Young people brought up with the Internet, smartphones, and social media are quickly rendering old habits, values, behaviors, and norms a distant memory--creating the greatest generation gap in history.
In this eye-opening book, digital sociologist Julie M. Albright looks at the many ways in which younger people, facilitated by technology, are coming "untethered" from traditional aspirations and ideals, and asks: What are the effects of being disconnected from traditional, stabilizing social structures like churches, marriage, political parties, and long-term employment? What does it mean to be human when one's ties to people, places, jobs, and societal institutions are weakened or broken, displaced by digital hyper-connectivity?
Albright sees both positives and negatives. On the one hand, mobile connectivity has given digital nomads the unprecedented opportunity to work or live anywhere. But, new threats to well-being are emerging, including increased isolation, anxiety, and loneliness, decreased physical exercise, ephemeral relationships, fragmented attention spans, and detachment from the calm of nature.
In this time of rapid, global, technologically driven change, this book offers fresh insights into the unintended societal and psychological implications of lives exclusively lived in a digital world.
About the Author
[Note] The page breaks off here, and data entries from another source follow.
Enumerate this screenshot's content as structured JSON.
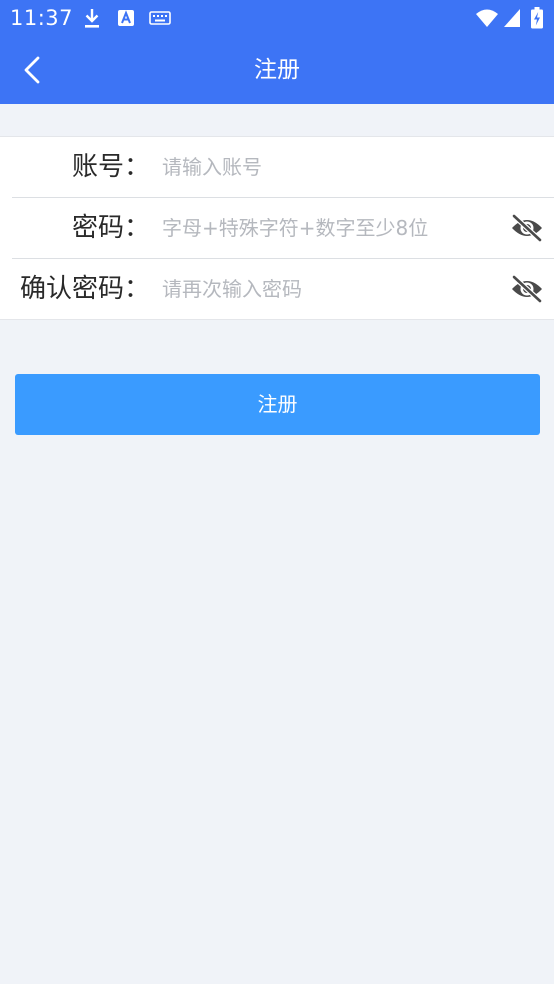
{
  "status_bar": {
    "time": "11:37",
    "icons": [
      "download-icon",
      "translate-a-icon",
      "keyboard-icon",
      "wifi-icon",
      "signal-icon",
      "battery-charging-icon"
    ]
  },
  "navbar": {
    "title": "注册",
    "back_icon": "chevron-left-icon"
  },
  "form": {
    "account": {
      "label": "账号：",
      "placeholder": "请输入账号",
      "value": ""
    },
    "password": {
      "label": "密码：",
      "placeholder": "字母+特殊字符+数字至少8位",
      "value": "",
      "toggle_icon": "eye-off-icon"
    },
    "confirm_password": {
      "label": "确认密码：",
      "placeholder": "请再次输入密码",
      "value": "",
      "toggle_icon": "eye-off-icon"
    }
  },
  "submit": {
    "label": "注册"
  },
  "colors": {
    "header": "#3d74f5",
    "button": "#3a9bff",
    "background": "#f0f3f8"
  }
}
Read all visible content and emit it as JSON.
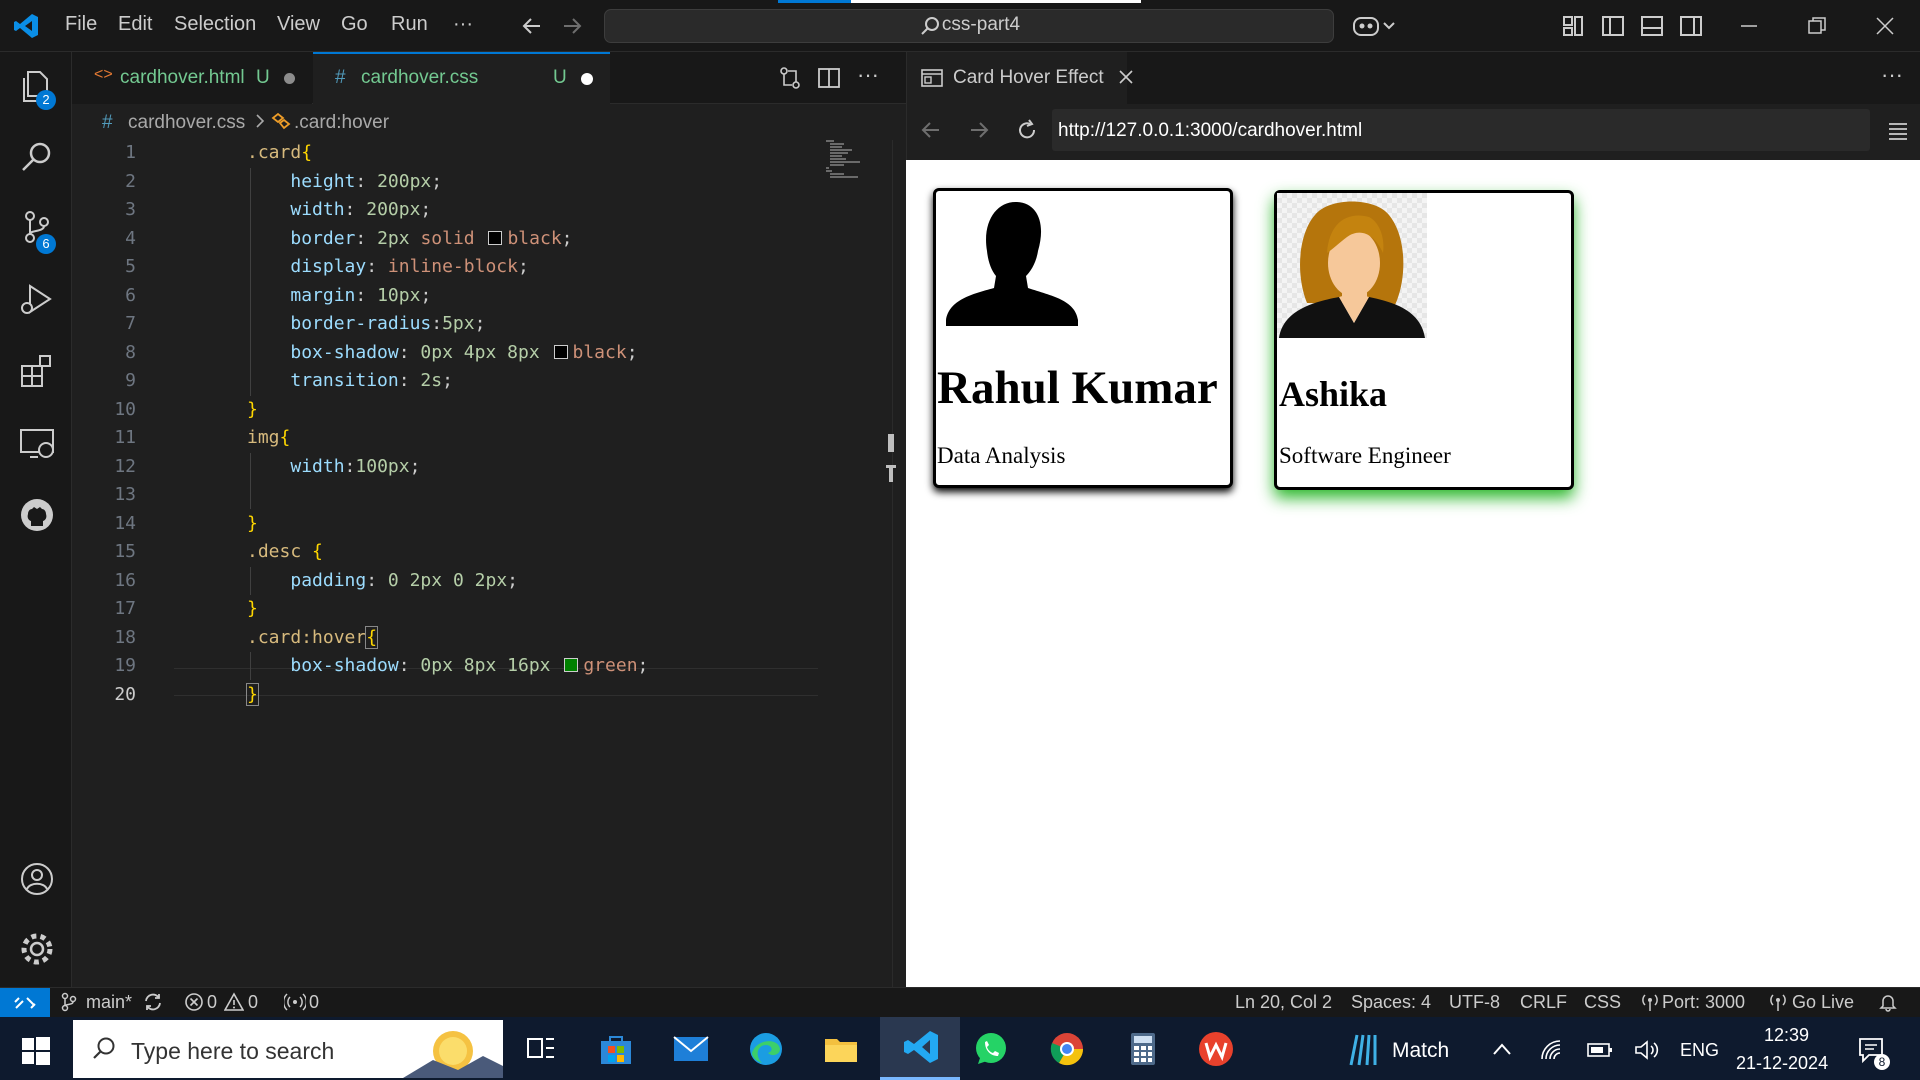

Julie M. Albright, PhD, is a sociologist specializing in digital culture and communications. She is a lecturer in the Applied Psychology and Engineering Departments at the University of Southern California (USC). Dr. Albright's research has focused on the growing intersection of technology and social/behavioral systems. She was the co-principal investigator and project lead for the behavioral component of a $121 million smart-grid demonstration project with the Los Angeles Department of Water and Power, the USC Information Sciences Institute, the Jet Propulsion Laboratory, and UCLA, which was funded by the US Department of Energy. She has also been a research associate with eHarmony. In addition, Dr. Albright has served as a peer reviewer for the National Science Foundation, the Economic and Social Research Council, and a variety of professional publications. The author of a number of book chapters and multiple peer-reviewed articles, she has also given talks for major data-center and energy conferences , including SAP for Utilities, IBM Global , DatacenterDynamics, and the Department of Defense. She has appeared as an expert in such national media as the Today show, CNN, NBC Nightly News, CBS, the Wall Street Journal, the New York Times, NPR, and many others.
“Julie M. Albright’s masterful book explains how technology shapes behavior, disrupts social norms, and ultimately will rewire society itself. Albright’s notion of the Untethered Society provides a new framework for understanding the impact of the internet and social media upon the world and ourselves. At turns frightening and hopeful, but at every turn thoughtful, Left to Their Own Devices represents a major contribution.”
—Dan Lyons, writer on HBO’s Emmy Award–winning comedy Silicon Valley and bestselling author of Lab Rats: How Silicon Valley Made Work Miserable for the Rest of Us and Disrupted: My Misadventure in the Start-Up Bubble
“When it comes to hacking the American Dream, digital is prompting us to wonder, Whose dream is it anyway? In this captivating look at modern society, Dr. Albright explores how technology is reshaping our norms and values and the rise of the American Dream 2.0.”
—Brian Solis, digital anthropologist, futurist, and bestselling author of Lifescale: How to Be Creative in an Era of Distraction
“If ever there was a wake-up call for humanity and technology, this is it. Albright has crafted a user’s manual for anyone with a digital heartbeat—and that’s you! Simply put, this is your brain, and this is your brain on digital. Answers to any questions can be found here.”
—John Nosta, Forbes contributor, advisor to the Google Health Advisory Board, and founder of NostaLab
“Our devices were supposed to set us free, but Albright makes a frighteningly persuasive case that they’re actually leaving us unmoored, cutting our connections to work, to the physical world, and to other humans. A warning for our time.”
—Glenn Reynolds, Beauchamp Brogan Distinguished Professor of Law, University of Tennessee, and author of An Army of Davids